The United Nations was an eye-opener, seeing all the people from different walks of life in there for various reasons. For example, the US Secretary of State John Kerry was there handling the Syria issues
The exhibition itself was an awesome display with the lit-up 3D lenticular prints and so many powerful stories accompanying the portraits.
I ran into Ellen Walker from the International Disability Alliance (www.internationaldisabilityalliance.org/en) and we sat down and wrote down a resolution together on indigenous peoples with a disability, which will hopefully that pass the next council.

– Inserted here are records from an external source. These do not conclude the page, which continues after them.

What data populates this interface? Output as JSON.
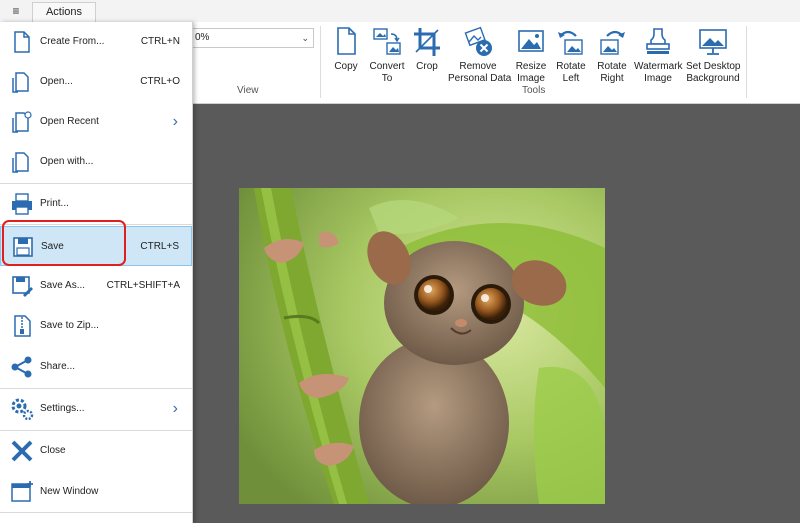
{
  "tabs": {
    "menu_glyph": "≡",
    "actions": "Actions"
  },
  "zoom": {
    "value": "0%"
  },
  "ribbon": {
    "view_label": "View",
    "tools_label": "Tools",
    "buttons": [
      {
        "label": "Copy",
        "icon": "copy-icon"
      },
      {
        "label": "Convert\nTo",
        "icon": "convert-icon"
      },
      {
        "label": "Crop",
        "icon": "crop-icon"
      },
      {
        "label": "Remove\nPersonal Data",
        "icon": "remove-personal-data-icon"
      },
      {
        "label": "Resize\nImage",
        "icon": "resize-icon"
      },
      {
        "label": "Rotate\nLeft",
        "icon": "rotate-left-icon"
      },
      {
        "label": "Rotate\nRight",
        "icon": "rotate-right-icon"
      },
      {
        "label": "Watermark\nImage",
        "icon": "watermark-icon"
      },
      {
        "label": "Set Desktop\nBackground",
        "icon": "desktop-background-icon"
      }
    ]
  },
  "filemenu": {
    "items": [
      {
        "label": "Create From...",
        "shortcut": "CTRL+N"
      },
      {
        "label": "Open...",
        "shortcut": "CTRL+O"
      },
      {
        "label": "Open Recent",
        "shortcut": ""
      },
      {
        "label": "Open with...",
        "shortcut": ""
      },
      {
        "label": "Print...",
        "shortcut": ""
      },
      {
        "label": "Save",
        "shortcut": "CTRL+S"
      },
      {
        "label": "Save As...",
        "shortcut": "CTRL+SHIFT+A"
      },
      {
        "label": "Save to Zip...",
        "shortcut": ""
      },
      {
        "label": "Share...",
        "shortcut": ""
      },
      {
        "label": "Settings...",
        "shortcut": ""
      },
      {
        "label": "Close",
        "shortcut": ""
      },
      {
        "label": "New Window",
        "shortcut": ""
      }
    ]
  },
  "colors": {
    "accent": "#2b6cb0",
    "selected_bg": "#cfe6f6",
    "highlight_ring": "#e02020",
    "canvas_bg": "#5a5a5a"
  }
}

Florence, Italy was the highlight because I got to marry Amy my partner of 12 years up on Piazzale Michelangelo, overlooking the whole city of Florence. It was magic. The city, food, people, hospitality, architecture and art set the bar. The grotto on the back of our hotel was where Michelangelo studied as a nine-year-old boy in the first school of arts in the world.
Paris, France was amazing – so flat and smooth. We would walk/roll to a destination then all throughout Paris they have bike port stations, so we ride back to the hotel. The look on some people’s faces with me zooming through Paris with my lights on and Amy tailing behind was funny. At most destinations, like the Louvre or Eiffel Tower, I would get shown to the front of the line, which was great, especially to see the Mona Lisa painting where being in a wheelchair you have your own viewing section right up close.
It was a great experience and we are already conjuring up our next trip.
Jake Briggs is a 28-year-old Aboriginal man from the Central Coast. He became a quadriplegic after a diving accident in 2010. Jake is an assistant contracts administrator for Brookfield Multiplex construction company and a qualified carpenter. He says he has a lot of career goals ahead of him in the building industry even if he’s not swinging a hammer anymore. Jake is also the chairman of the Aboriginal Disability Network of NSW, which he is very proud to be a part of, as a Wonnarua/ Kamilaroi man. He says it is really rewarding trying to build better outcomes for Aboriginal people with a disability.